Kapoor R, Sharma RK, Srivastava A, Kapoor R, Arora S, Sureka SK - Indian J Urol (2015 Jul-Sep)

Changes in SES in correlation with pre-transplant socioeconomic class
© Copyright Policy - open-access
Related In: Results  -  Collection

License
Show All Figures
getmorefigures.php?uid=PMC4495499&req=5

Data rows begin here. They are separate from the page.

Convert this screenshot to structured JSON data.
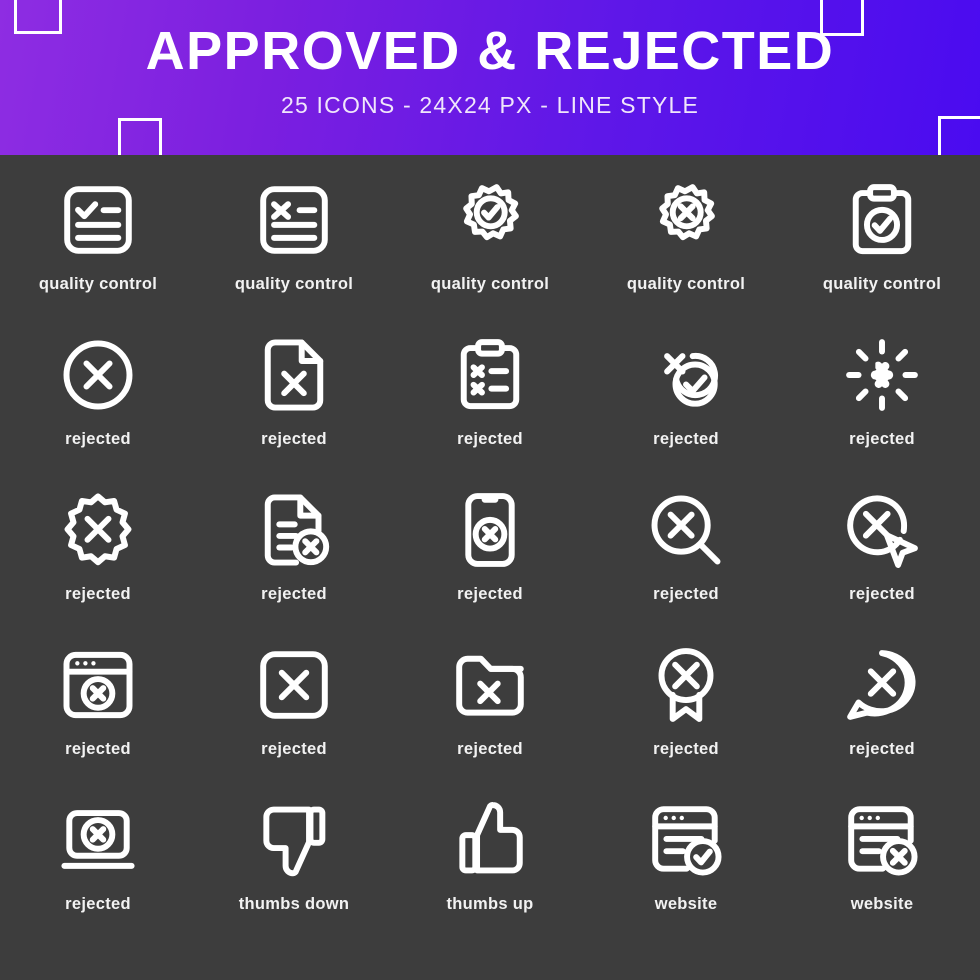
{
  "header": {
    "title": "APPROVED & REJECTED",
    "subtitle": "25 ICONS - 24X24 PX - LINE STYLE",
    "gradient_start": "#8e2de2",
    "gradient_end": "#4a0bf0",
    "text_color": "#ffffff"
  },
  "theme": {
    "background": "#3d3d3d",
    "icon_stroke": "#ffffff",
    "caption_color": "#f2f2f2"
  },
  "grid": {
    "columns": 5,
    "rows": 5,
    "total_icons": 25,
    "icons": [
      {
        "icon": "note-check-icon",
        "label": "quality control"
      },
      {
        "icon": "note-cross-icon",
        "label": "quality control"
      },
      {
        "icon": "gear-check-icon",
        "label": "quality control"
      },
      {
        "icon": "gear-cross-icon",
        "label": "quality control"
      },
      {
        "icon": "clipboard-check-icon",
        "label": "quality control"
      },
      {
        "icon": "circle-cross-icon",
        "label": "rejected"
      },
      {
        "icon": "document-cross-icon",
        "label": "rejected"
      },
      {
        "icon": "clipboard-cross-list-icon",
        "label": "rejected"
      },
      {
        "icon": "circles-cross-check-icon",
        "label": "rejected"
      },
      {
        "icon": "cross-burst-icon",
        "label": "rejected"
      },
      {
        "icon": "badge-starburst-cross-icon",
        "label": "rejected"
      },
      {
        "icon": "file-lines-cross-icon",
        "label": "rejected"
      },
      {
        "icon": "phone-cross-icon",
        "label": "rejected"
      },
      {
        "icon": "search-cross-icon",
        "label": "rejected"
      },
      {
        "icon": "circle-cross-cursor-icon",
        "label": "rejected"
      },
      {
        "icon": "browser-cross-icon",
        "label": "rejected"
      },
      {
        "icon": "square-cross-icon",
        "label": "rejected"
      },
      {
        "icon": "folder-cross-icon",
        "label": "rejected"
      },
      {
        "icon": "award-cross-icon",
        "label": "rejected"
      },
      {
        "icon": "chat-cross-icon",
        "label": "rejected"
      },
      {
        "icon": "laptop-cross-icon",
        "label": "rejected"
      },
      {
        "icon": "thumbs-down-icon",
        "label": "thumbs down"
      },
      {
        "icon": "thumbs-up-icon",
        "label": "thumbs up"
      },
      {
        "icon": "website-check-icon",
        "label": "website"
      },
      {
        "icon": "website-cross-icon",
        "label": "website"
      }
    ]
  }
}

Figure 2: Changes in SES in correlation with pre-transplant socioeconomic class
Mentions: Fifty-six (30.4%) recipients had improvement in SES, whereas 89 (48.4%) recipients had deterioration in SES. With continuous funding support, 68% had improvement in SES, whereas only 36% and 12% of non-funded and one-time funded patients (P = 0.000, R = 0.812) showed improvement in SES [Figure 1]. On subgroup analysis, there was significant correlation (R = 0.769) between baseline social strata and SES after transplant [Figure 2]. 70% of the patients of upper and upper middle class had improving SES. Patients with middle class, lower middle and lower class had deterioration of SES after transplant in 47.4%, 79.6% and 66.7% of the patients, respectively. There was significant association (P = 0.012) and positive correlation (R = 0.581) between the educational qualification and changes in SES [Table 2, Figure 3].

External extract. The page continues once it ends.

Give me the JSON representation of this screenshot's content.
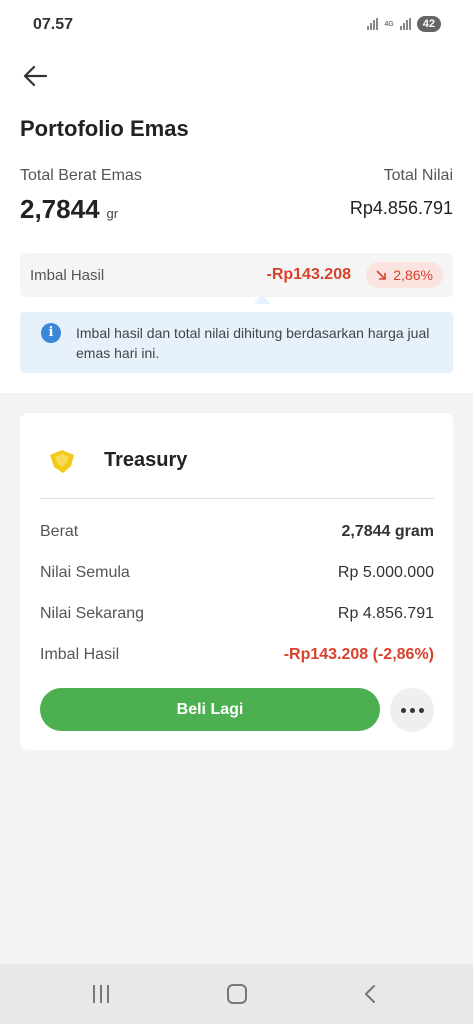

Bottom Line: Patients with follow up of at least 1 year after successful renal transplant were included.Significant correlation was found (R = 0.715) between baseline socioeconomic strata and changes in SES after transplant. 70% of the patients with upper and upper middle class status had improving SES.Most of the recipients from middle and lower social strata, which included more than 65% of our patient's population, had deteriorating SES even after a successful transplant.

View Article: PubMed Central - PubMed

Affiliation: Department of Urology and Renal Transplantation, Sanjay Gandhi Post Graduate Institute of Medical Sciences, Lucknow, India.

ABSTRACT

Introduction: Socio-economic rehabilitation is an important outcome parameter in successful renal transplant recipients, particularly in developing countries with low income patients who often depend on extraneous sources to fund their surgery costs. We studied the socioeconomic rehabilitation and changes in socioeconomic status (SES) of successful renal allograft recipients among Indian patients and its correlation with their source of funding for the surgery.

Materials and method: A cross-sectional, questionnaire-based study was conducted on 183 patients between January 2010 to January 2013. Patients with follow up of at least 1 year after successful renal transplant were included. During interview, two questionnaires were administered, one related to the SES including source of funding before transplantation and another one relating to the same at time of interview. Changes in SES were categorized as improvement, stable and deterioration if post-transplant SES score increased >5%, increased or decreased by <5% and decreased >5% of pre-transplant value, respectively.

Results: In this cohort, 97 (52.7%), 67 (36.4%) and 19 (10.3%) patients were non-funded (self-funded), one-time funded and continuous funded, respectively. Fifty-six (30.4%) recipients had improvement in SES, whereas 89 (48.4%) and 38 (20.7%) recipients had deterioration and stable SES. Improvement in SES was seen in 68% patients with continuous funding support whereas, in only 36% and 12% patients with non-funded and onetime funding support (P = 0.001) respectively. Significant correlation was found (R = 0.715) between baseline socioeconomic strata and changes in SES after transplant. 70% of the patients with upper and upper middle class status had improving SES. Patients with middle class, lower middle and lower class had deterioration of SES after transplant in 47.4%, 79.6% and 66.7% patients, respectively.

Conclusions: Most of the recipients from middle and lower social strata, which included more than 65% of our patient's population, had deteriorating SES even after a successful transplant. One-time funding source for transplant had significant negative impact on SES and rehabilitation.

No MeSH data available.